Industrial Specialists argued that the payments were protected under section 547(c)(2) because (a) they were within the range of the parties’ 16-month course of dealing, and (b) the average timing of the payments was close to the historical average (within 5-7 days depending on whether several “outlier” payments were counted).  Notably, the timing differences of the alleged payments in this case were comparable to those in recent Delaware actions in which the Court granted judgment to defendants based on the ordinary course of business.  See e.g., Burtch v. Detroit Forming, Inc. (In re Archway Cookies), 435 B.R. 234 (Bankr. D. Del. 2010) (4.9-day difference in average payment time not material); Burtch v.  Texstars, Inc. (In re AE Liquidation, Inc.), 2013 WL 5488476 (Bankr. D. Del. Oct. 2, 2013) (7-day difference in average payment time not material).

In response, the Trustee argued the Court should use a different method to analyze the timing of payments.  Instead of simply comparing the range and average timing of payments in the preference period to the historical period, the Trustee argued the Court should use a statistical framework based on dollar-weighted days sales outstanding (“DSO”).  The Trustee asserted that the DSO method showed significant acceleration of payments during the preference period and also a difference of almost 20-days in the weighted average for payment times.

However, Judge Sontchi declined the Trustee’s invitation to use the DSO analysis, and found that nothing in either Third Circuit jurisprudence or the facts of the case mandated the use of dollar-weighted averages to determine timing for purposes of the ordinary course of business.  Moreover, the Court found that a difference of 5-7 days in the average timing of payment was not material.
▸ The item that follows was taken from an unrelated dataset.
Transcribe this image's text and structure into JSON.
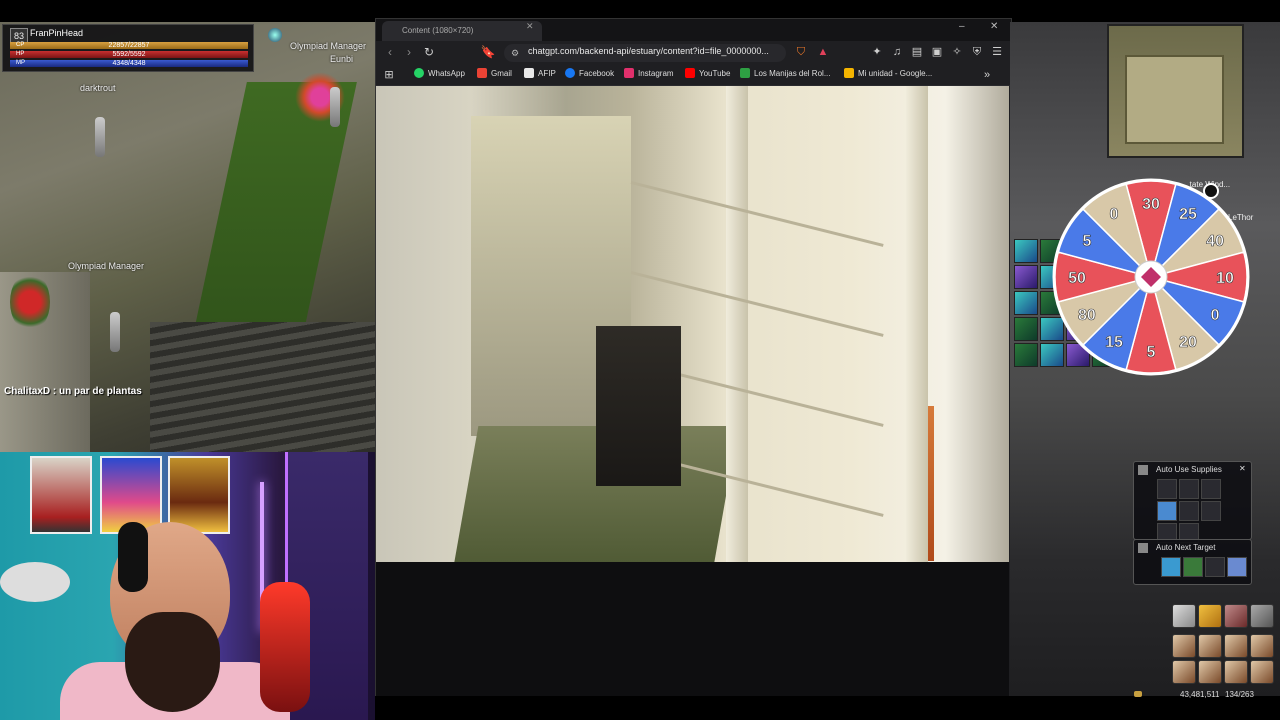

As a result, the Court found that Industrial Specialists had met its burden of showing the timing of the payments was ordinary for purposes of under section 547(c)(2)(A). Since the Court found no other material issues of disputed fact, it granted Industrial Specialists’ motion for summary judgment.
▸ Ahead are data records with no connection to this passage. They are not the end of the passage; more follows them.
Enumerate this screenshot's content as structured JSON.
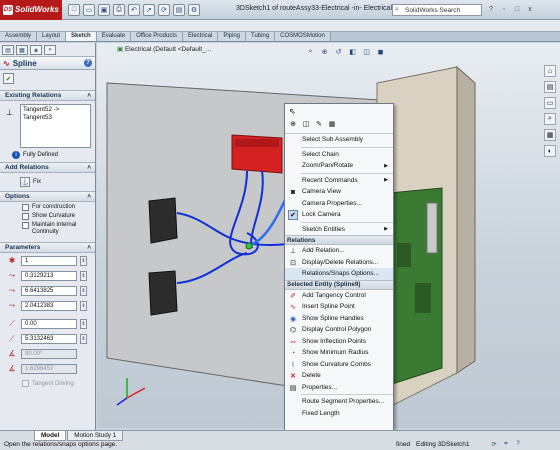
{
  "app": {
    "name": "SolidWorks",
    "document_title": "3DSketch1 of routeAssy33-Electrical -in- Electrical *",
    "search_placeholder": "SolidWorks Search",
    "window_controls": [
      "?",
      "-",
      "□",
      "x"
    ]
  },
  "command_tabs": [
    "Assembly",
    "Layout",
    "Sketch",
    "Evaluate",
    "Office Products",
    "Electrical",
    "Piping",
    "Tubing",
    "COSMOSMotion"
  ],
  "active_command_tab": "Sketch",
  "property_manager": {
    "title": "Spline",
    "existing_relations": {
      "title": "Existing Relations",
      "items": [
        "Tangent52 ->",
        "Tangent53"
      ],
      "status": "Fully Defined"
    },
    "add_relations": {
      "title": "Add Relations",
      "fix_label": "Fix"
    },
    "options": {
      "title": "Options",
      "items": [
        "For construction",
        "Show Curvature",
        "Maintain Internal Continuity"
      ]
    },
    "parameters": {
      "title": "Parameters",
      "fields": [
        "1",
        "0.3129213",
        "6.6413825",
        "2.0412383",
        "0.00",
        "5.3132463",
        "90.00°",
        "1.6296457"
      ],
      "tangent_driving": "Tangent Driving"
    }
  },
  "viewport": {
    "breadcrumb": "Electrical (Default <Default_..."
  },
  "context_menu": {
    "items_top": [
      {
        "label": "Select Sub Assembly"
      },
      {
        "label": "Select Chain"
      },
      {
        "label": "Zoom/Pan/Rotate",
        "submenu": true
      },
      {
        "label": "Recent Commands",
        "submenu": true
      },
      {
        "label": "Camera View"
      },
      {
        "label": "Camera Properties..."
      },
      {
        "label": "Lock Camera",
        "checked": true
      },
      {
        "label": "Sketch Entities",
        "submenu": true
      }
    ],
    "relations_header": "Relations",
    "relations_items": [
      "Add Relation...",
      "Display/Delete Relations...",
      "Relations/Snaps Options..."
    ],
    "entity_header": "Selected Entity (Spline9)",
    "entity_items": [
      "Add Tangency Control",
      "Insert Spline Point",
      "Show Spline Handles",
      "Display Control Polygon",
      "Show Inflection Points",
      "Show Minimum Radius",
      "Show Curvature Combs",
      "Delete",
      "Properties..."
    ],
    "bottom_items": [
      "Route Segment Properties...",
      "Fixed Length"
    ]
  },
  "status_bar": {
    "text": "Open the relations/snaps options page.",
    "tabs": [
      "Model",
      "Motion Study 1"
    ],
    "active_tab": "Model",
    "right_text_1": "fined",
    "right_text_2": "Editing 3DSketch1"
  }
}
This Opinion arguably reinforces earlier holdings in Delaware cases like Archway Cookies and AE Liquidation that the subjective prong of the ordinary course of business defense may be satisfied by a simple showing that preference period payments were made within the range of the parties’ historical dealings and were close to the historical average for payment timing.  This is not a bright-line rule that applies to all cases.  Indeed, Judge Sontchi noted the Third Circuit has found that average payment timing does not always portray “the complete picture” of the parties’ payment history.  See Troisio v. E.B. Eddy Forest Prods., LLC (In re Global Tissue), 106 F. App’x. 99, 102 (3d. Cir. 2004).  However, the Industrial Specialists opinion seems to suggest that comparing the range and average timing of preference payments to historical norms is at least a good starting point for analysis of timing under section 547(c)(2)(A), and, absent an aberration that would make the average timing misleading, may be all that is required.